_TASK ITEM:_
Every record is to be printed exactly as written; pictures are to be omitted.

_DATA SUPPLIED:_
· · ·

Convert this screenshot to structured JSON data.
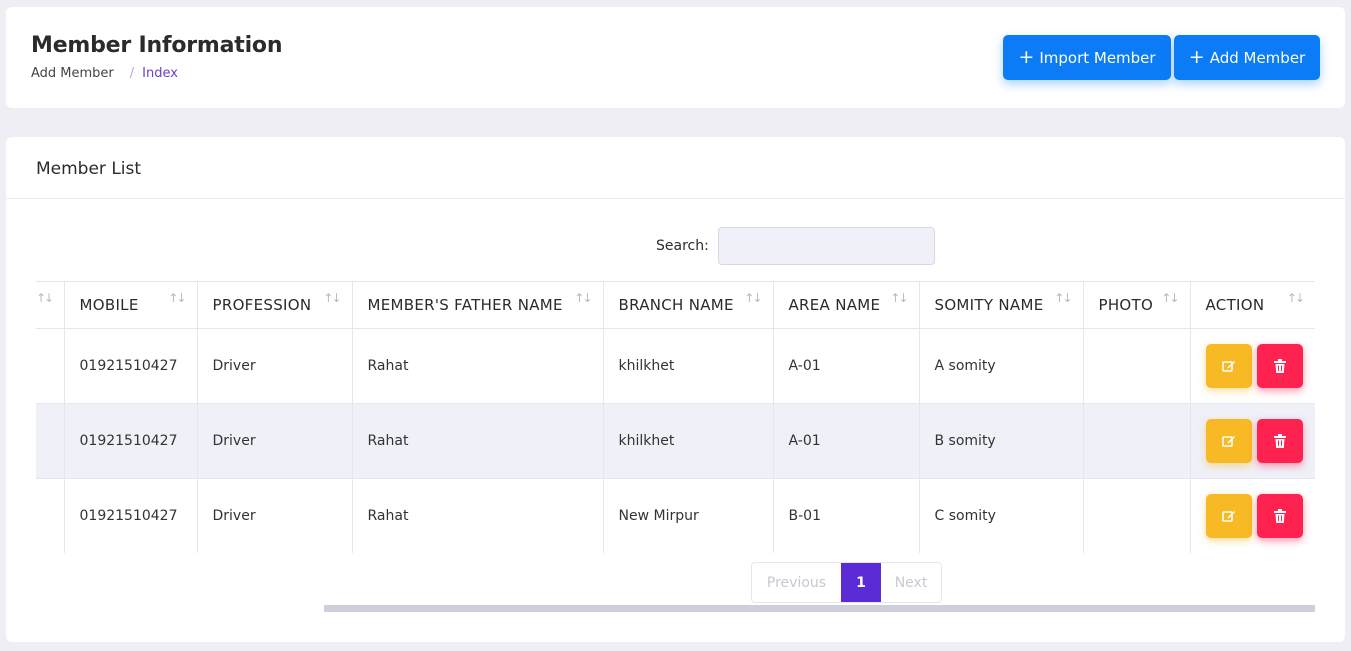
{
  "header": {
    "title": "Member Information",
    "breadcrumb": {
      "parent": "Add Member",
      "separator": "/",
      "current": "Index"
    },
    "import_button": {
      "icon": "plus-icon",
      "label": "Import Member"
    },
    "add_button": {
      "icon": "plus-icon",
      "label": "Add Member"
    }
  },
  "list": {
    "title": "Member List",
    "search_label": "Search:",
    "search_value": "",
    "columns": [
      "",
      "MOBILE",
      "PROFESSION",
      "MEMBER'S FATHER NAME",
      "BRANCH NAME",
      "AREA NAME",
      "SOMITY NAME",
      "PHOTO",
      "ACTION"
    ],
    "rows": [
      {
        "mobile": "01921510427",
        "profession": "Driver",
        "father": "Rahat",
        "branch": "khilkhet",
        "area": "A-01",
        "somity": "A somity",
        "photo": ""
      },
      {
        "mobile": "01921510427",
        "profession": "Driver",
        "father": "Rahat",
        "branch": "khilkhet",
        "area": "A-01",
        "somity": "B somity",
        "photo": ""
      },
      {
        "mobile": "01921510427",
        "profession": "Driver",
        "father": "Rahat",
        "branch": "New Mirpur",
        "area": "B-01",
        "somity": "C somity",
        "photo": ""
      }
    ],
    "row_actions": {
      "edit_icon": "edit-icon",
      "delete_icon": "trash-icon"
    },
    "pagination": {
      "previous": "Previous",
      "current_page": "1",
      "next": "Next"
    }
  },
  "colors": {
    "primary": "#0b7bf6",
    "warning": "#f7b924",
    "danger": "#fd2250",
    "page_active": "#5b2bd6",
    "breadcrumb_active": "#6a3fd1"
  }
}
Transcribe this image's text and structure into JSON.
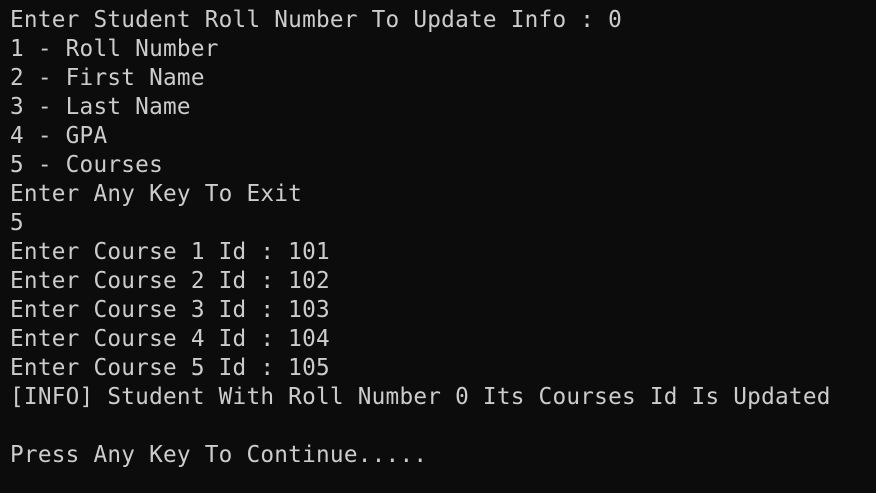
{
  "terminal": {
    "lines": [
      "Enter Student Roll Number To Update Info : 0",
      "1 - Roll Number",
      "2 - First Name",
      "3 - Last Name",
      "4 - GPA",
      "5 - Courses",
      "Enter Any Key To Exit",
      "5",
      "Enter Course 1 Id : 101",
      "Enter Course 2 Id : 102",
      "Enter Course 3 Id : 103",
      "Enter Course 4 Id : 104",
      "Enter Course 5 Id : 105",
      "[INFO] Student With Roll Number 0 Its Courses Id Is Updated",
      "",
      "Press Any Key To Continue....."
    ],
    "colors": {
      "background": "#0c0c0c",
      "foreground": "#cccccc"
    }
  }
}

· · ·

_ANSWER BOX:_
Convert this screenshot to structured JSON data.
{
  "header": {
    "title": "Member Information",
    "breadcrumb": {
      "parent": "Add Member",
      "separator": "/",
      "current": "Index"
    },
    "import_button": {
      "icon": "plus-icon",
      "label": "Import Member"
    },
    "add_button": {
      "icon": "plus-icon",
      "label": "Add Member"
    }
  },
  "list": {
    "title": "Member List",
    "search_label": "Search:",
    "search_value": "",
    "columns": [
      "",
      "MOBILE",
      "PROFESSION",
      "MEMBER'S FATHER NAME",
      "BRANCH NAME",
      "AREA NAME",
      "SOMITY NAME",
      "PHOTO",
      "ACTION"
    ],
    "rows": [
      {
        "mobile": "01921510427",
        "profession": "Driver",
        "father": "Rahat",
        "branch": "khilkhet",
        "area": "A-01",
        "somity": "A somity",
        "photo": ""
      },
      {
        "mobile": "01921510427",
        "profession": "Driver",
        "father": "Rahat",
        "branch": "khilkhet",
        "area": "A-01",
        "somity": "B somity",
        "photo": ""
      },
      {
        "mobile": "01921510427",
        "profession": "Driver",
        "father": "Rahat",
        "branch": "New Mirpur",
        "area": "B-01",
        "somity": "C somity",
        "photo": ""
      }
    ],
    "row_actions": {
      "edit_icon": "edit-icon",
      "delete_icon": "trash-icon"
    },
    "pagination": {
      "previous": "Previous",
      "current_page": "1",
      "next": "Next"
    }
  },
  "colors": {
    "primary": "#0b7bf6",
    "warning": "#f7b924",
    "danger": "#fd2250",
    "page_active": "#5b2bd6",
    "breadcrumb_active": "#6a3fd1"
  }
}
Transcribe this image's text and structure into JSON.
{
  "terminal": {
    "lines": [
      "Enter Student Roll Number To Update Info : 0",
      "1 - Roll Number",
      "2 - First Name",
      "3 - Last Name",
      "4 - GPA",
      "5 - Courses",
      "Enter Any Key To Exit",
      "5",
      "Enter Course 1 Id : 101",
      "Enter Course 2 Id : 102",
      "Enter Course 3 Id : 103",
      "Enter Course 4 Id : 104",
      "Enter Course 5 Id : 105",
      "[INFO] Student With Roll Number 0 Its Courses Id Is Updated",
      "",
      "Press Any Key To Continue....."
    ],
    "colors": {
      "background": "#0c0c0c",
      "foreground": "#cccccc"
    }
  }
}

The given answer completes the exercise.